Exercise requirements – Search the records for "subtitle". Copy every line where it appears.

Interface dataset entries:
►

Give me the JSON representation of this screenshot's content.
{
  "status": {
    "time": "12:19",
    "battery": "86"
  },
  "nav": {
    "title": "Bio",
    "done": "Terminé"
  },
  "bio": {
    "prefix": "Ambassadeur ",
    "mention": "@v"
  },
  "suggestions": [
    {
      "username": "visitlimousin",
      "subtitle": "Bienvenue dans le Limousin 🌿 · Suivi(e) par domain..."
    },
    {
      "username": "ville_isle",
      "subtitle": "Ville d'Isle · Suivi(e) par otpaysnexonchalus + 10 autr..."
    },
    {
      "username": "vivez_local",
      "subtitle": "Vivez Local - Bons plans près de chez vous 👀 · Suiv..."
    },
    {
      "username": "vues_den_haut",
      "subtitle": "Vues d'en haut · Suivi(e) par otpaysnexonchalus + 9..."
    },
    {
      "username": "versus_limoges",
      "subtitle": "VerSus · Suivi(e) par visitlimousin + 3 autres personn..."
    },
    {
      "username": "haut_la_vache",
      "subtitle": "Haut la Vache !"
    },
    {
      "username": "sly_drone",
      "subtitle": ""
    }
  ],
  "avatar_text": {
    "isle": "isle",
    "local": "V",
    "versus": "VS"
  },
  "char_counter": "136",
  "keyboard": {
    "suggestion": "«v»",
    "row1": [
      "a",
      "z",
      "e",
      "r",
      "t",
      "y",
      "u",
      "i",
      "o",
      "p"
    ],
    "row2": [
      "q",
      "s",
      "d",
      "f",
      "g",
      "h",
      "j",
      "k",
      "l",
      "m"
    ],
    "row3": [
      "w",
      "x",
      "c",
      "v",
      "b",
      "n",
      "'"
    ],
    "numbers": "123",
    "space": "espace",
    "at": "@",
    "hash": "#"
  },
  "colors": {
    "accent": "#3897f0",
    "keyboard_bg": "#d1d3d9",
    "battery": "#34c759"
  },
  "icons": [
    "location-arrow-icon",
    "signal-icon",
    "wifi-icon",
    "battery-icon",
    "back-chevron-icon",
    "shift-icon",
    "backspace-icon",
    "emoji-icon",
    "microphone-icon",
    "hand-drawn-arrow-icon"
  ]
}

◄

Solution to this exercise –
      "subtitle": "Bienvenue dans le Limousin 🌿 · Suivi(e) par domain..."
      "subtitle": "Ville d'Isle · Suivi(e) par otpaysnexonchalus + 10 autr..."
      "subtitle": "Vivez Local - Bons plans près de chez vous 👀 · Suiv..."
      "subtitle": "Vues d'en haut · Suivi(e) par otpaysnexonchalus + 9..."
      "subtitle": "VerSus · Suivi(e) par visitlimousin + 3 autres personn..."
      "subtitle": "Haut la Vache !"
      "subtitle": ""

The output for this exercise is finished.